**ACTIVITY**: Word for word, restate all of the records.

───

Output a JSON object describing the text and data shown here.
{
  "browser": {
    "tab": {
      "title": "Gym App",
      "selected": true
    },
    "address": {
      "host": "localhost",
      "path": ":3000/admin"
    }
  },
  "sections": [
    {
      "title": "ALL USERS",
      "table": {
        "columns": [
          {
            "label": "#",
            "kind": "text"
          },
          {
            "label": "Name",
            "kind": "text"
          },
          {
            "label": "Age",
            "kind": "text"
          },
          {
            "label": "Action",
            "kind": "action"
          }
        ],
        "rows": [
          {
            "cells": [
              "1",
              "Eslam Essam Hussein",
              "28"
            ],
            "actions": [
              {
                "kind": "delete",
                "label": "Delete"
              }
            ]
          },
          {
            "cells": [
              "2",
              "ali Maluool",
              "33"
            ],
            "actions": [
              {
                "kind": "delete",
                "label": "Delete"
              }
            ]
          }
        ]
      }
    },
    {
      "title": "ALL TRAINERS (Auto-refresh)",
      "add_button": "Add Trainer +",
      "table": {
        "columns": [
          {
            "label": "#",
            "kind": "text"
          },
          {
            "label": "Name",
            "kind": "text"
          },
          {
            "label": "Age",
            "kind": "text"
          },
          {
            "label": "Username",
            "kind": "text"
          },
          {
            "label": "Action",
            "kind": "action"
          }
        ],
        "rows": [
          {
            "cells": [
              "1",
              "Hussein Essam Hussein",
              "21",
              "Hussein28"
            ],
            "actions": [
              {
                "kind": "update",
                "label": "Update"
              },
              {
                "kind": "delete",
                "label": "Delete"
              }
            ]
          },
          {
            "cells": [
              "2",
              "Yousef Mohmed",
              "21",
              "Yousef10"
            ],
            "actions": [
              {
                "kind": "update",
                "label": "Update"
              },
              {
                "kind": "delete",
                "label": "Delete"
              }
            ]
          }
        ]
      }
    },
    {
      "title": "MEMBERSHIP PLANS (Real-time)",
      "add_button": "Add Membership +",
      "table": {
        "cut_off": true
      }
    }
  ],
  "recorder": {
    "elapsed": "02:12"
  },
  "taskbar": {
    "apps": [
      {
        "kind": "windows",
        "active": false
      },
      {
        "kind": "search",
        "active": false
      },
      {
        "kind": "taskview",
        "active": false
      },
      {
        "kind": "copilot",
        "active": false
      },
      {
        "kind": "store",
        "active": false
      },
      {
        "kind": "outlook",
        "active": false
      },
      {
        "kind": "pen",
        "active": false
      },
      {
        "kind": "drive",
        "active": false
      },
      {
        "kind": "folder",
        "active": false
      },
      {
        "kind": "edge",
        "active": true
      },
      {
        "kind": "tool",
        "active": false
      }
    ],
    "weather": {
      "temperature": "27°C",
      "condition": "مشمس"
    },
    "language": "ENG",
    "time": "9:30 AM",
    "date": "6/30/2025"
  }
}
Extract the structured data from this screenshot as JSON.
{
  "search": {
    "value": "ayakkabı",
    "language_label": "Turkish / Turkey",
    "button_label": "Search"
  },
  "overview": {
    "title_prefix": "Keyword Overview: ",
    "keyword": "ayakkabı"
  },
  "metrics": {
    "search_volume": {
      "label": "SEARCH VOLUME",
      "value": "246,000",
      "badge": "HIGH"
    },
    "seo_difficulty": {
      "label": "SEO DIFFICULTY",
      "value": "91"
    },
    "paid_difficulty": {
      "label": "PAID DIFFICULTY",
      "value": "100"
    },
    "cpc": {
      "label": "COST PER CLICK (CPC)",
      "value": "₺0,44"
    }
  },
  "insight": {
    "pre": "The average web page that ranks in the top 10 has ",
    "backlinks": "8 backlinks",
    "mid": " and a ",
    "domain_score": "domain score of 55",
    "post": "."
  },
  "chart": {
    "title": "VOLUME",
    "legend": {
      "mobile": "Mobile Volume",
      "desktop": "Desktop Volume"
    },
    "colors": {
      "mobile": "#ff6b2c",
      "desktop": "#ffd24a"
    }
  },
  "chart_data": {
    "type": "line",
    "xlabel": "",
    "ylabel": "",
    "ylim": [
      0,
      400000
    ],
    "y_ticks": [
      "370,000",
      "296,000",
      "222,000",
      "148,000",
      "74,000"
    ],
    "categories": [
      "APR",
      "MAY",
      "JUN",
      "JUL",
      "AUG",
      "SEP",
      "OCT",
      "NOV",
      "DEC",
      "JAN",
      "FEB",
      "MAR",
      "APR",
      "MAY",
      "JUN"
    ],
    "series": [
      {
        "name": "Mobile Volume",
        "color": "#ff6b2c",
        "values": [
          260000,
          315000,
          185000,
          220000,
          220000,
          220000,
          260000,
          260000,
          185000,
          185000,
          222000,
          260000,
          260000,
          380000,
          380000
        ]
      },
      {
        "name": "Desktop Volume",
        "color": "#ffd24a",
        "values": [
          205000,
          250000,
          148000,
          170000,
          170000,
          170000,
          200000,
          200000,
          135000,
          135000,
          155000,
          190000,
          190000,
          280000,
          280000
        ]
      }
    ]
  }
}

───

**ANSWER SPACE**:
Output a JSON object describing the text and data shown here.
{
  "browser": {
    "tab": {
      "title": "Gym App",
      "selected": true
    },
    "address": {
      "host": "localhost",
      "path": ":3000/admin"
    }
  },
  "sections": [
    {
      "title": "ALL USERS",
      "table": {
        "columns": [
          {
            "label": "#",
            "kind": "text"
          },
          {
            "label": "Name",
            "kind": "text"
          },
          {
            "label": "Age",
            "kind": "text"
          },
          {
            "label": "Action",
            "kind": "action"
          }
        ],
        "rows": [
          {
            "cells": [
              "1",
              "Eslam Essam Hussein",
              "28"
            ],
            "actions": [
              {
                "kind": "delete",
                "label": "Delete"
              }
            ]
          },
          {
            "cells": [
              "2",
              "ali Maluool",
              "33"
            ],
            "actions": [
              {
                "kind": "delete",
                "label": "Delete"
              }
            ]
          }
        ]
      }
    },
    {
      "title": "ALL TRAINERS (Auto-refresh)",
      "add_button": "Add Trainer +",
      "table": {
        "columns": [
          {
            "label": "#",
            "kind": "text"
          },
          {
            "label": "Name",
            "kind": "text"
          },
          {
            "label": "Age",
            "kind": "text"
          },
          {
            "label": "Username",
            "kind": "text"
          },
          {
            "label": "Action",
            "kind": "action"
          }
        ],
        "rows": [
          {
            "cells": [
              "1",
              "Hussein Essam Hussein",
              "21",
              "Hussein28"
            ],
            "actions": [
              {
                "kind": "update",
                "label": "Update"
              },
              {
                "kind": "delete",
                "label": "Delete"
              }
            ]
          },
          {
            "cells": [
              "2",
              "Yousef Mohmed",
              "21",
              "Yousef10"
            ],
            "actions": [
              {
                "kind": "update",
                "label": "Update"
              },
              {
                "kind": "delete",
                "label": "Delete"
              }
            ]
          }
        ]
      }
    },
    {
      "title": "MEMBERSHIP PLANS (Real-time)",
      "add_button": "Add Membership +",
      "table": {
        "cut_off": true
      }
    }
  ],
  "recorder": {
    "elapsed": "02:12"
  },
  "taskbar": {
    "apps": [
      {
        "kind": "windows",
        "active": false
      },
      {
        "kind": "search",
        "active": false
      },
      {
        "kind": "taskview",
        "active": false
      },
      {
        "kind": "copilot",
        "active": false
      },
      {
        "kind": "store",
        "active": false
      },
      {
        "kind": "outlook",
        "active": false
      },
      {
        "kind": "pen",
        "active": false
      },
      {
        "kind": "drive",
        "active": false
      },
      {
        "kind": "folder",
        "active": false
      },
      {
        "kind": "edge",
        "active": true
      },
      {
        "kind": "tool",
        "active": false
      }
    ],
    "weather": {
      "temperature": "27°C",
      "condition": "مشمس"
    },
    "language": "ENG",
    "time": "9:30 AM",
    "date": "6/30/2025"
  }
}
Extract the structured data from this screenshot as JSON.
{
  "search": {
    "value": "ayakkabı",
    "language_label": "Turkish / Turkey",
    "button_label": "Search"
  },
  "overview": {
    "title_prefix": "Keyword Overview: ",
    "keyword": "ayakkabı"
  },
  "metrics": {
    "search_volume": {
      "label": "SEARCH VOLUME",
      "value": "246,000",
      "badge": "HIGH"
    },
    "seo_difficulty": {
      "label": "SEO DIFFICULTY",
      "value": "91"
    },
    "paid_difficulty": {
      "label": "PAID DIFFICULTY",
      "value": "100"
    },
    "cpc": {
      "label": "COST PER CLICK (CPC)",
      "value": "₺0,44"
    }
  },
  "insight": {
    "pre": "The average web page that ranks in the top 10 has ",
    "backlinks": "8 backlinks",
    "mid": " and a ",
    "domain_score": "domain score of 55",
    "post": "."
  },
  "chart": {
    "title": "VOLUME",
    "legend": {
      "mobile": "Mobile Volume",
      "desktop": "Desktop Volume"
    },
    "colors": {
      "mobile": "#ff6b2c",
      "desktop": "#ffd24a"
    }
  },
  "chart_data": {
    "type": "line",
    "xlabel": "",
    "ylabel": "",
    "ylim": [
      0,
      400000
    ],
    "y_ticks": [
      "370,000",
      "296,000",
      "222,000",
      "148,000",
      "74,000"
    ],
    "categories": [
      "APR",
      "MAY",
      "JUN",
      "JUL",
      "AUG",
      "SEP",
      "OCT",
      "NOV",
      "DEC",
      "JAN",
      "FEB",
      "MAR",
      "APR",
      "MAY",
      "JUN"
    ],
    "series": [
      {
        "name": "Mobile Volume",
        "color": "#ff6b2c",
        "values": [
          260000,
          315000,
          185000,
          220000,
          220000,
          220000,
          260000,
          260000,
          185000,
          185000,
          222000,
          260000,
          260000,
          380000,
          380000
        ]
      },
      {
        "name": "Desktop Volume",
        "color": "#ffd24a",
        "values": [
          205000,
          250000,
          148000,
          170000,
          170000,
          170000,
          200000,
          200000,
          135000,
          135000,
          155000,
          190000,
          190000,
          280000,
          280000
        ]
      }
    ]
  }
}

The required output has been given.